These polar bears really poop glitter — but it's all in the name of science
Poop can be a lot of things. It's waste. It's fertilizer. It's a bummer to step in. But it can also be a rich source of health information. And for the staff at the Assiniboine Park Conservancy, it's that last thing that has them feeding their polar bears glitter.
There's a lot we still don't know about polar bears, particularly when it comes to breeding and reaching reproductive maturity, and that sort of thing is tough to study in the wild. But at the conservancy, they have nine polar bears of different sexes and ages, giving the research team a chance to study them by doing things like analyzing their poop.
"We can learn a lot from a polar bear's poop," says research conservation specialist C-Jae Breiter. "Like, is it ready to have a cub, is it feeling stressed, what kind of things it's been eating. So a lot of what we learn here is hopefully going to be applied by people who are working with them directly in the wild."
But that begs the question: how do you tell one bear's poop from another? The answer is glitter.
Each bear is assigned a colour of (completely safe) glitter, which is then hidden inside a portion of ground meat. The bear eats its meat, the glitter passes through the bear's system undigested, and when it comes out the other end, you have colour-coded poop, ready for study.
"We have, right now, nine different polar bears, and they're all so different from each other," says Brieter. "And so it really gives you kind of a broad look at a species as a whole."
"We have this controlled environment that we can do different research projects on to learn more about them to help their wild counterparts," adds animal care specialist Heather Penner.

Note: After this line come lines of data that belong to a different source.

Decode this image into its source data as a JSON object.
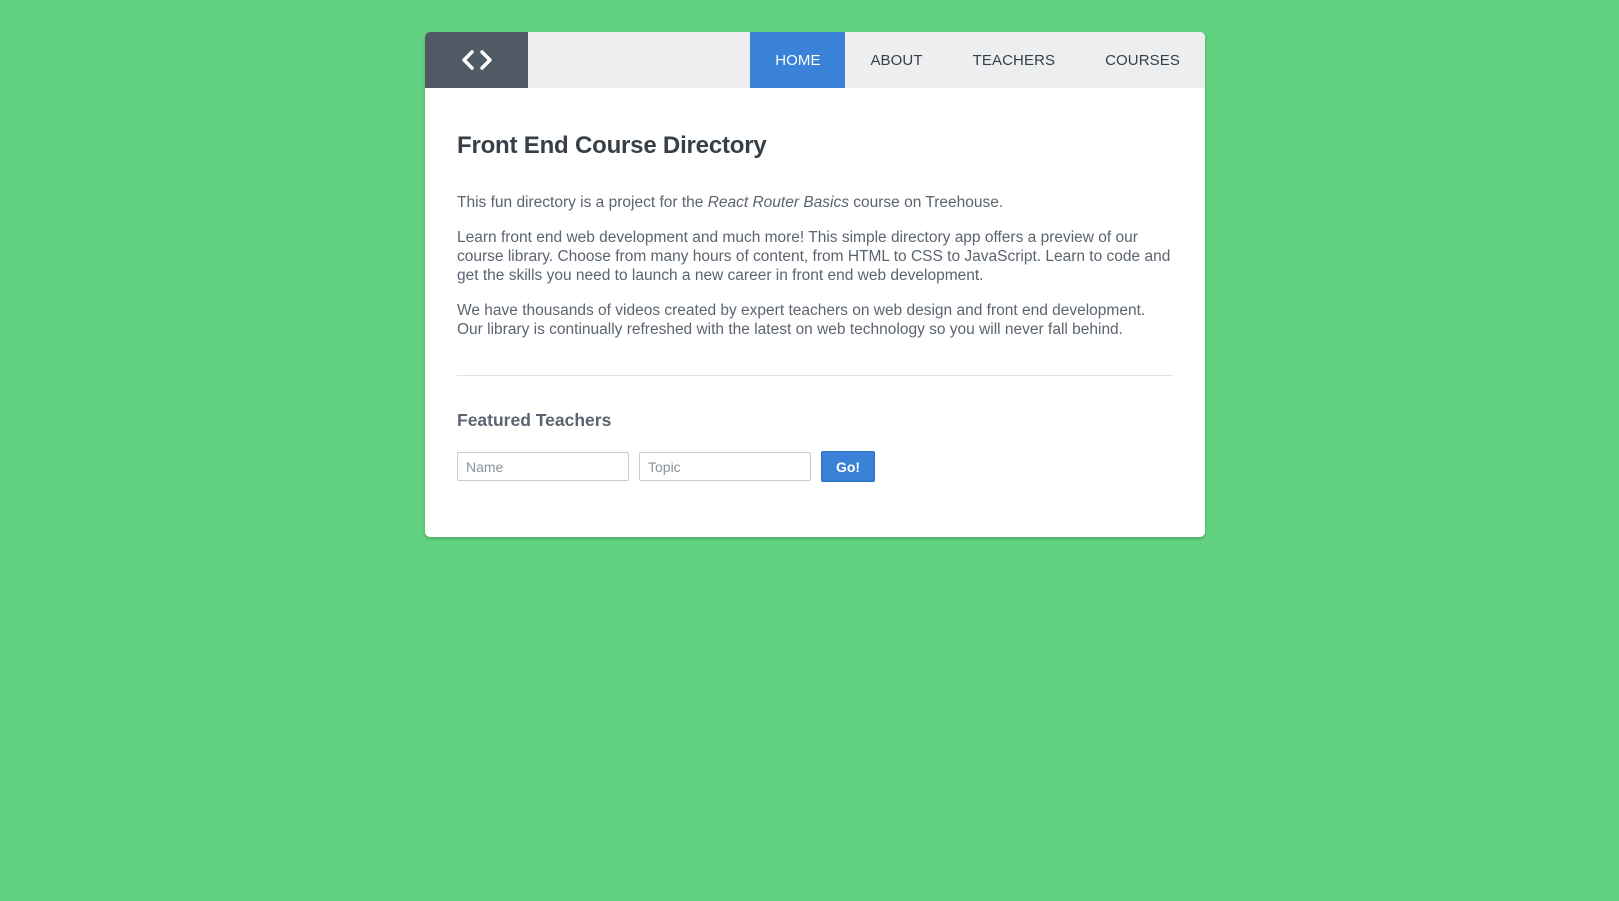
{
  "colors": {
    "background": "#61d180",
    "accent": "#3a82d8",
    "logo_bg": "#4f5a64",
    "header_bg": "#edeef0"
  },
  "header": {
    "logo_icon": "code-brackets-icon",
    "nav": [
      {
        "label": "HOME",
        "active": true
      },
      {
        "label": "ABOUT",
        "active": false
      },
      {
        "label": "TEACHERS",
        "active": false
      },
      {
        "label": "COURSES",
        "active": false
      }
    ]
  },
  "main": {
    "title": "Front End Course Directory",
    "intro_before": "This fun directory is a project for the ",
    "intro_emphasis": "React Router Basics",
    "intro_after": " course on Treehouse.",
    "paragraph_1": "Learn front end web development and much more! This simple directory app offers a preview of our course library. Choose from many hours of content, from HTML to CSS to JavaScript. Learn to code and get the skills you need to launch a new career in front end web development.",
    "paragraph_2": "We have thousands of videos created by expert teachers on web design and front end development. Our library is continually refreshed with the latest on web technology so you will never fall behind."
  },
  "featured": {
    "heading": "Featured Teachers",
    "name_placeholder": "Name",
    "topic_placeholder": "Topic",
    "submit_label": "Go!"
  }
}
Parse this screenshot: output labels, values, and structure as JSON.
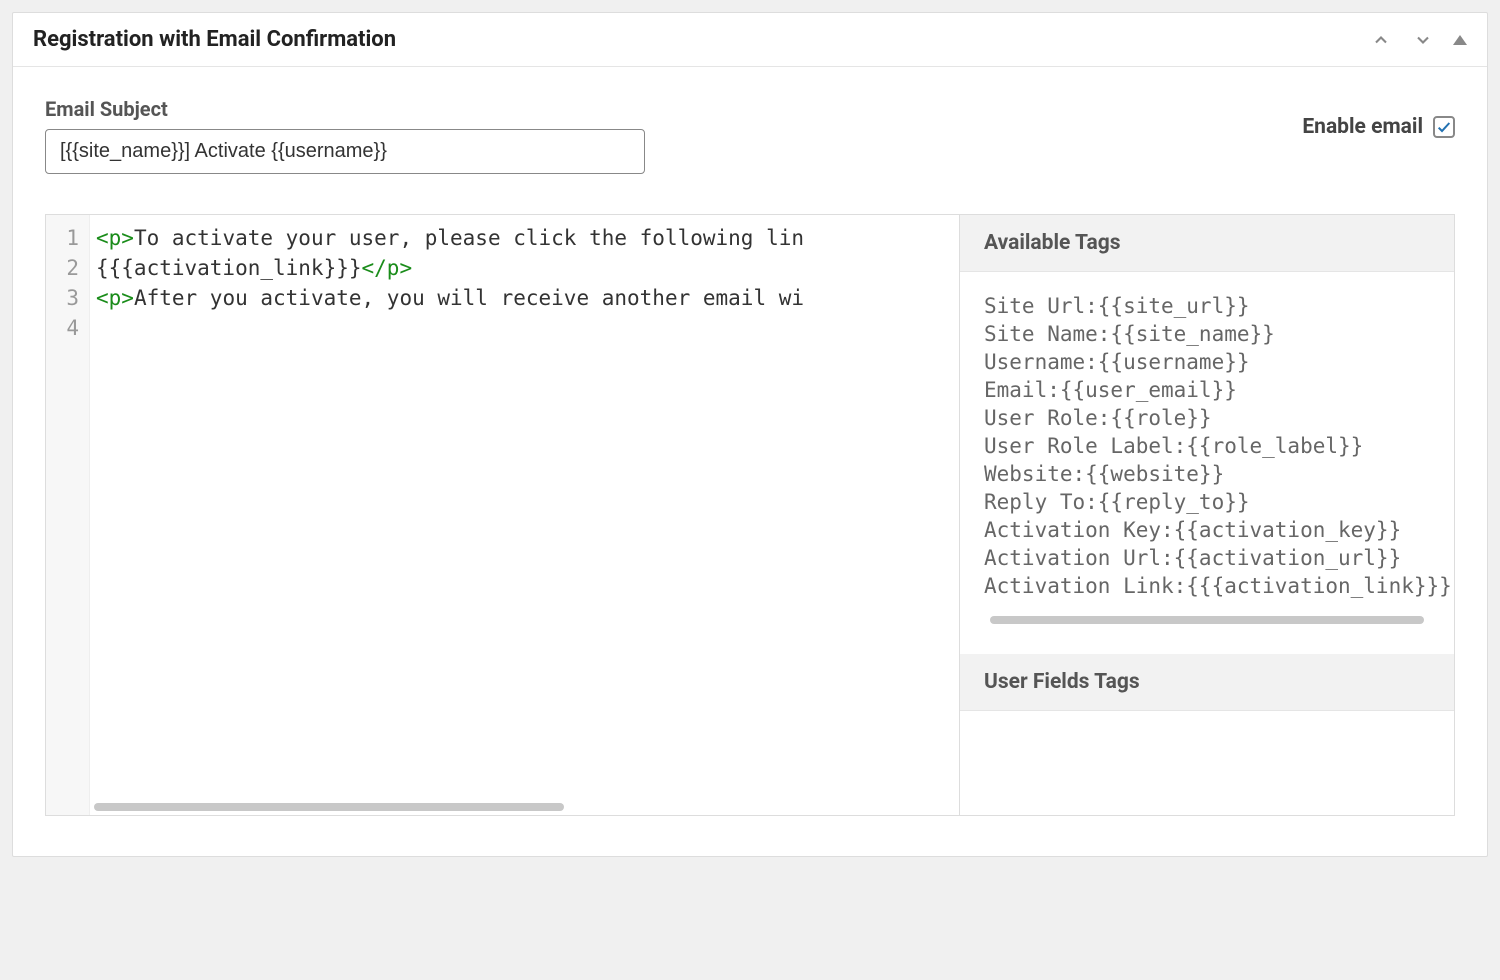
{
  "panel": {
    "title": "Registration with Email Confirmation"
  },
  "subject": {
    "label": "Email Subject",
    "value": "[{{site_name}}] Activate {{username}}"
  },
  "enable": {
    "label": "Enable email",
    "checked": true
  },
  "editor": {
    "lines": [
      {
        "n": "1",
        "pre_tag": "<p>",
        "text": "To activate your user, please click the following lin"
      },
      {
        "n": "2",
        "pre_tag": "",
        "text": "{{{activation_link}}}",
        "post_tag": "</p>"
      },
      {
        "n": "3",
        "pre_tag": "<p>",
        "text": "After you activate, you will receive another email wi"
      },
      {
        "n": "4",
        "pre_tag": "",
        "text": ""
      }
    ]
  },
  "tags": {
    "header": "Available Tags",
    "items": [
      {
        "label": "Site Url:",
        "tag": "{{site_url}}"
      },
      {
        "label": "Site Name:",
        "tag": "{{site_name}}"
      },
      {
        "label": "Username:",
        "tag": "{{username}}"
      },
      {
        "label": "Email:",
        "tag": "{{user_email}}"
      },
      {
        "label": "User Role:",
        "tag": "{{role}}"
      },
      {
        "label": "User Role Label:",
        "tag": "{{role_label}}"
      },
      {
        "label": "Website:",
        "tag": "{{website}}"
      },
      {
        "label": "Reply To:",
        "tag": "{{reply_to}}"
      },
      {
        "label": "Activation Key:",
        "tag": "{{activation_key}}"
      },
      {
        "label": "Activation Url:",
        "tag": "{{activation_url}}"
      },
      {
        "label": "Activation Link:",
        "tag": "{{{activation_link}}}"
      }
    ]
  },
  "user_fields": {
    "header": "User Fields Tags"
  }
}
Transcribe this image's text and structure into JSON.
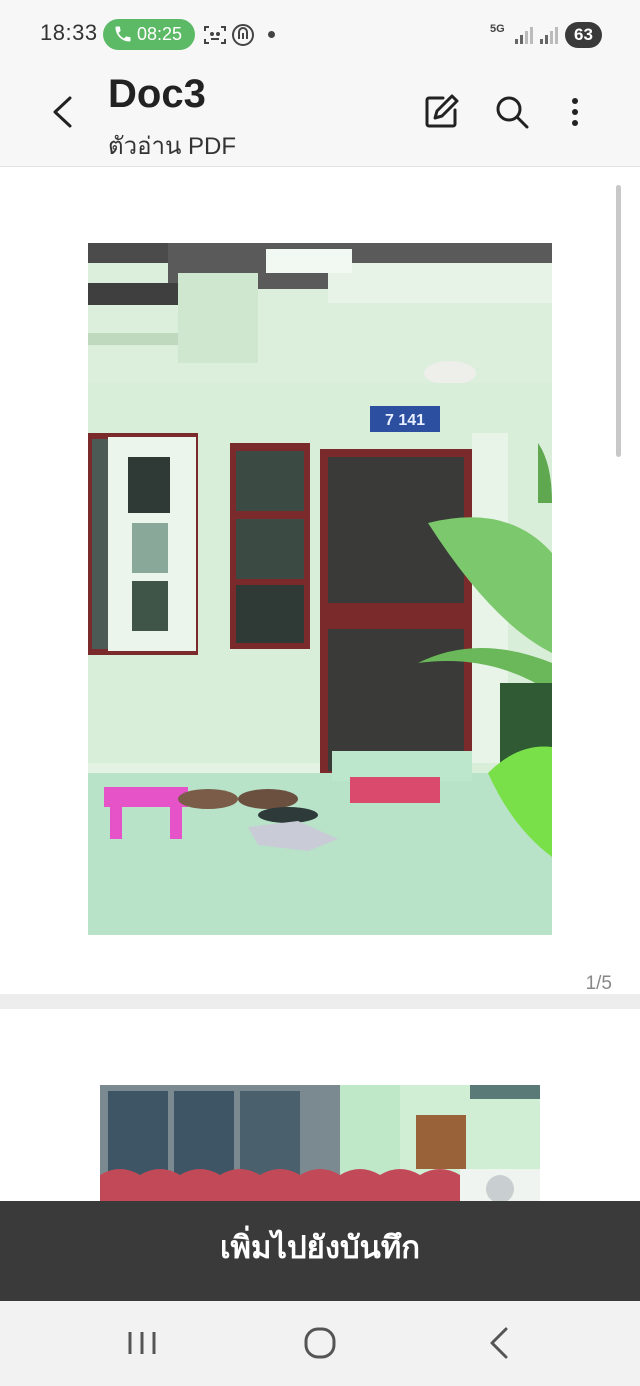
{
  "status_bar": {
    "time": "18:33",
    "call_duration": "08:25",
    "network": "5G",
    "battery": "63"
  },
  "header": {
    "title": "Doc3",
    "subtitle": "ตัวอ่าน PDF"
  },
  "document": {
    "page_indicator": "1/5",
    "house_number_sign": "7 141"
  },
  "bottom_action": {
    "label": "เพิ่มไปยังบันทึก"
  },
  "colors": {
    "call_pill": "#5cba66",
    "action_bar": "#3a3a3a",
    "wall_tint": "#d6ecd6"
  },
  "icons": [
    "back-arrow-icon",
    "edit-icon",
    "search-icon",
    "more-options-icon",
    "recents-icon",
    "home-icon",
    "nav-back-icon"
  ]
}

Also on episode 5 of Arctic Vets, Dr. Chris rushes to aid in the rescue and release of a great horned owl, and the team must remove an eye cyst from an Arctic fox.
Watch Arctic Vets, Fridays at 8:30 (9 NT) on CBC, or stream it on CBC Gem.